Many of the incunables are illuminated or hand-coloured. The Hiero von Holtorp collection also includes two portfolios of early engravings and etchings, and eight portfolios of woodcuts.
Among the many artists and illustrators who feature in the Library’s printed holdings the following are worthy of note:
Michael Wolgemut (1434–1519), Albrecht Dürer (1471–1528), Lucas Cranach (1472–1553), Hans Holbein the Younger (1497–1543), Jan Calcar (c.1499–1546), Hans Schaüfelein (fl. 1505–38), Geofroy Tory (1480–1533), Jost Amman (1539–91), Wenceslaus Hollar (1607–77), Sebastien Leclerc (1637–1714), John Sturt (1658–1730), William Kent (1684–1748), George Vertue (1684–1756), William Hogarth (1697–1764);
George Powle (fl. 1764–71), Moses Griffith (fl. 1769–1809), Samuel Grimm (1734–94), Edward Edwards (1738–1806), Francis Jukes (1745–1812), Thomas Daniell (1749–1840), Thomas Bewick (1753–1828), Thomas Stothard (1755–1834), Thomas Rowlandson (1756–1827), James Gillray (1757–1815), William Blake (1757–1827) (including a copy of Young’s Night Thoughts hand-coloured by Blake himself), William Daniell (1769–1837), J.M.W. Turner (1775–1851), John James Audubon (1785–1851), John Martin (1789–1854), George Cruikshank (1792–1878), David Roberts (1796–1864);

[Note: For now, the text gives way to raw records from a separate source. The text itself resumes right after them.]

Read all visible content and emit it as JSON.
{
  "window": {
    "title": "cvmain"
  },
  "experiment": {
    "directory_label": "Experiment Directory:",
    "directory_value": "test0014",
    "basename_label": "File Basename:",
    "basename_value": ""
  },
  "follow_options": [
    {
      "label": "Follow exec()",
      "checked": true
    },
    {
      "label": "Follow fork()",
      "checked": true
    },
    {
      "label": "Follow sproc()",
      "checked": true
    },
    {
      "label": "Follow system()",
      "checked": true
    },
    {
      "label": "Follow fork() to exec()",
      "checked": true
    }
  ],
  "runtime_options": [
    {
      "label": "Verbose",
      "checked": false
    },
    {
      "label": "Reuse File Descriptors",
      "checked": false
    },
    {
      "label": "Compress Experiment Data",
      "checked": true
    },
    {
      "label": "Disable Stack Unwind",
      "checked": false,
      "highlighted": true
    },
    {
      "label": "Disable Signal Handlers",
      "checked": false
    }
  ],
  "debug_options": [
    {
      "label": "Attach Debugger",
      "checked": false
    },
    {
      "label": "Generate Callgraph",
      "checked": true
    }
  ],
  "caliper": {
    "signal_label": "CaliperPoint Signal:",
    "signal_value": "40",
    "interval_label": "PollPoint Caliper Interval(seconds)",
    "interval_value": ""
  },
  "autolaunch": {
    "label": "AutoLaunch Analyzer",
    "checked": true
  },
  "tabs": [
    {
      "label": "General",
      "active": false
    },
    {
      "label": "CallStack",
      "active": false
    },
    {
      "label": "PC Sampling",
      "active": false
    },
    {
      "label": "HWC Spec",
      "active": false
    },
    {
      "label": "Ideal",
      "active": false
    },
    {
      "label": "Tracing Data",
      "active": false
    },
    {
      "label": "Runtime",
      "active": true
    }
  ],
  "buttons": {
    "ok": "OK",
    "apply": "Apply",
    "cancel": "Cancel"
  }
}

John Gould (1804–81), Edward Lear (1812–88), Hablot Knight Browne (‘Phiz’) (1815–82), George Dalziel (1815–1902), Edward Dalziel (1817–1905), John Ruskin (1819–1900), John Tenniel (1820–1914), Thomas Dalziel (1823–1906), Myles Birket Foster (1825–99), William Holman Hunt (1827–1910), Dante Gabriel Rossetti (1828–82), John Everett Millais (1829–96), Gustav Doré (1832–83), Edward Burne-Jones (1833–98), William Morris (1834–96), George Du Maurier (1834–96), Walter Crane (1845–1915), Randolph Caldecott (1846–86), Kate Greenaway (1846–1901), Herbert Railton (1858–1911), Lucien Pissarro (1863–1944), Charles Ricketts (1866–1931), Beatrix Potter (1866–1943), Arthur Rackham (1867–1939), Edmund J. Sullivan (1869–1933), Charles Robinson (1870–1937), Jack Butler Yeats (1871–1957), Aubrey Beardsley (1872–98) (the Library has a complete run of The Yellow Book, 1894–97), William Nicholson (1872–1949), Edmund Dulac (1882–1953), Eric Gill (1882–1940), Gwen Raverat (1885–1957), Robert Gibbings (1889–1958), Paul Nash (1889–1946), John Nash (1893–1977), Agnes Miller Parker (1895–1980), Clare Leighton (1898–1989);

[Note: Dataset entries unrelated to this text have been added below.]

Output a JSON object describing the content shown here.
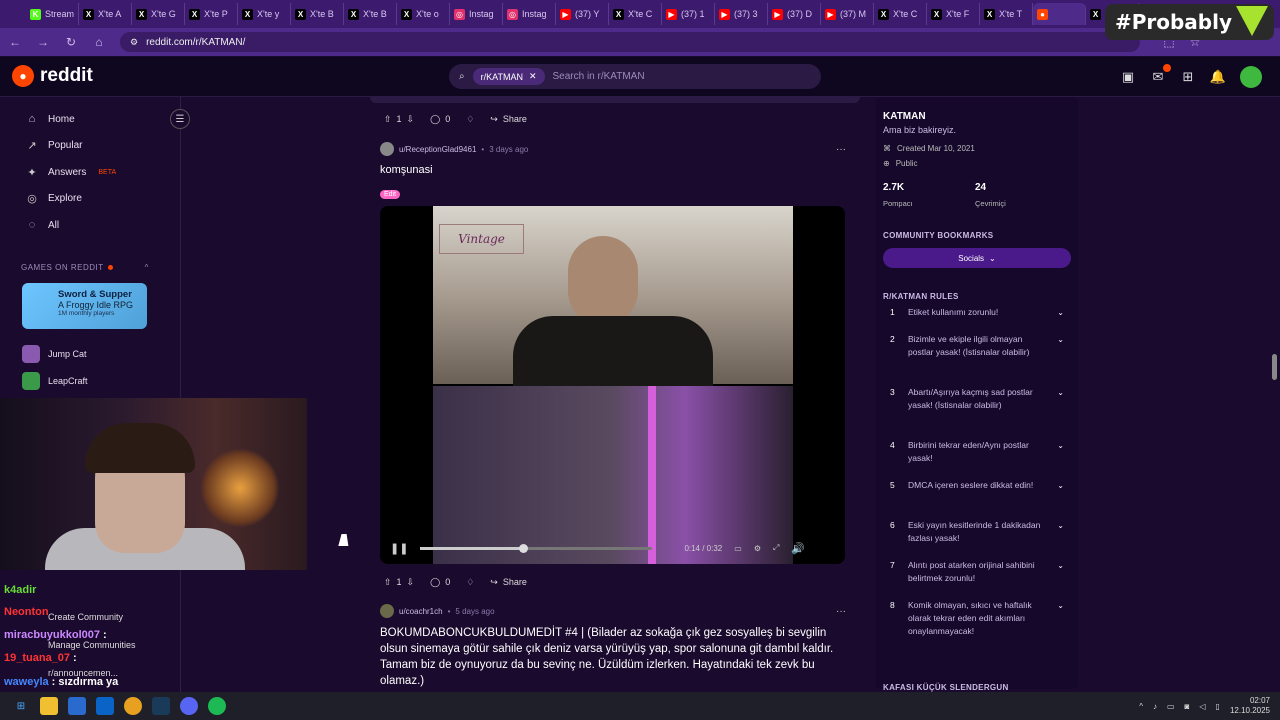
{
  "browser": {
    "tabs": [
      {
        "label": "Stream",
        "icon": "K",
        "color": "#53fc18"
      },
      {
        "label": "X'te A",
        "icon": "X",
        "color": "#000000"
      },
      {
        "label": "X'te G",
        "icon": "X",
        "color": "#000000"
      },
      {
        "label": "X'te P",
        "icon": "X",
        "color": "#000000"
      },
      {
        "label": "X'te y",
        "icon": "X",
        "color": "#000000"
      },
      {
        "label": "X'te B",
        "icon": "X",
        "color": "#000000"
      },
      {
        "label": "X'te B",
        "icon": "X",
        "color": "#000000"
      },
      {
        "label": "X'te o",
        "icon": "X",
        "color": "#000000"
      },
      {
        "label": "Instag",
        "icon": "◎",
        "color": "#e1306c"
      },
      {
        "label": "Instag",
        "icon": "◎",
        "color": "#e1306c"
      },
      {
        "label": "(37) Y",
        "icon": "▶",
        "color": "#ff0000"
      },
      {
        "label": "X'te C",
        "icon": "X",
        "color": "#000000"
      },
      {
        "label": "(37) 1",
        "icon": "▶",
        "color": "#ff0000"
      },
      {
        "label": "(37) 3",
        "icon": "▶",
        "color": "#ff0000"
      },
      {
        "label": "(37) D",
        "icon": "▶",
        "color": "#ff0000"
      },
      {
        "label": "(37) M",
        "icon": "▶",
        "color": "#ff0000"
      },
      {
        "label": "X'te C",
        "icon": "X",
        "color": "#000000"
      },
      {
        "label": "X'te F",
        "icon": "X",
        "color": "#000000"
      },
      {
        "label": "X'te T",
        "icon": "X",
        "color": "#000000"
      },
      {
        "label": "",
        "icon": "●",
        "color": "#ff4500",
        "active": true
      },
      {
        "label": "X'te",
        "icon": "X",
        "color": "#000000"
      }
    ],
    "url": "reddit.com/r/KATMAN/",
    "overlay_tag": "#Probably"
  },
  "header": {
    "logo": "reddit",
    "search_chip": "r/KATMAN",
    "search_placeholder": "Search in r/KATMAN"
  },
  "sidebar": {
    "items": [
      {
        "label": "Home",
        "icon": "⌂"
      },
      {
        "label": "Popular",
        "icon": "↗"
      },
      {
        "label": "Answers",
        "icon": "✦",
        "badge": "BETA"
      },
      {
        "label": "Explore",
        "icon": "◎"
      },
      {
        "label": "All",
        "icon": "◌"
      }
    ],
    "games_header": "GAMES ON REDDIT",
    "game_card": {
      "title": "Sword & Supper",
      "subtitle": "A Froggy Idle RPG",
      "players": "1M monthly players"
    },
    "games": [
      {
        "label": "Jump Cat"
      },
      {
        "label": "LeapCraft"
      }
    ],
    "community_items": [
      {
        "label": "Create Community"
      },
      {
        "label": "Manage Communities"
      },
      {
        "label": "r/announcemen..."
      }
    ]
  },
  "chat": [
    {
      "user": "k4adir",
      "text": "",
      "color": "#66dd33"
    },
    {
      "user": "Neonton",
      "text": "",
      "color": "#ff3333"
    },
    {
      "user": "miracbuyukkol007",
      "text": ":",
      "color": "#cc88ff"
    },
    {
      "user": "19_tuana_07",
      "text": ":",
      "color": "#ff3333"
    },
    {
      "user": "waweyla",
      "text": ": sızdırma ya",
      "color": "#4488ff"
    }
  ],
  "feed": {
    "top_bar": {
      "votes": "1",
      "comments": "0",
      "share": "Share"
    },
    "post1": {
      "author": "u/ReceptionGlad9461",
      "time": "3 days ago",
      "title": "komşunasi",
      "flair": "Edit",
      "video_overlay": "Vintage",
      "video_time": "0:14 / 0:32",
      "progress": 0.44,
      "bar": {
        "votes": "1",
        "comments": "0",
        "share": "Share"
      }
    },
    "post2": {
      "author": "u/coachr1ch",
      "time": "5 days ago",
      "title": "BOKUMDABONCUKBULDUMEDİT #4 | (Bilader az sokağa çık gez sosyalleş bi sevgilin olsun sinemaya götür sahile çık deniz varsa yürüyüş yap, spor salonuna git dambıl kaldır. Tamam biz de oynuyoruz da bu sevinç ne. Üzüldüm izlerken. Hayatındaki tek zevk bu olamaz.)"
    }
  },
  "community": {
    "name": "KATMAN",
    "description": "Ama biz bakireyiz.",
    "created": "Created Mar 10, 2021",
    "visibility": "Public",
    "members": "2.7K",
    "members_label": "Pompacı",
    "online": "24",
    "online_label": "Çevrimiçi",
    "bookmarks_header": "COMMUNITY BOOKMARKS",
    "bookmark_button": "Socials",
    "rules_header": "R/KATMAN RULES",
    "rules": [
      {
        "n": "1",
        "text": "Etiket kullanımı zorunlu!"
      },
      {
        "n": "2",
        "text": "Bizimle ve ekiple ilgili olmayan postlar yasak! (İstisnalar olabilir)"
      },
      {
        "n": "3",
        "text": "Abartı/Aşırıya kaçmış sad postlar yasak! (İstisnalar olabilir)"
      },
      {
        "n": "4",
        "text": "Birbirini tekrar eden/Aynı postlar yasak!"
      },
      {
        "n": "5",
        "text": "DMCA içeren seslere dikkat edin!"
      },
      {
        "n": "6",
        "text": "Eski yayın kesitlerinde 1 dakikadan fazlası yasak!"
      },
      {
        "n": "7",
        "text": "Alıntı post atarken orijinal sahibini belirtmek zorunlu!"
      },
      {
        "n": "8",
        "text": "Komik olmayan, sıkıcı ve haftalık olarak tekrar eden edit akımları onaylanmayacak!"
      }
    ],
    "next_header": "KAFASI KÜÇÜK SLENDERGUN"
  },
  "taskbar": {
    "time": "02:07",
    "date": "12.10.2025"
  }
}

Barnett Freedman (1901–58), Charles Tunnicliffe (1901–79), Eric Ravilious (1903–42), Edward Bawden (1903–89) and Stephen Raw (1952–).
The Natural History and Ornithological collection comprises most of the great 18th- and 19th-century illustrated botanical and ornithological books.
The Private Press collection and Casdagli collection contain a particularly fine selection of books illustrated or decorated by Burne-Jones, Morris, Pissarro, Ricketts, Jack B. Yeats, Raverat, Gill, Gibbings, Agnes Miller Parker and other members of the British school of wood-engraving.
Recorded in general printed-book catalogue.
The John Rylands Library (dispersed)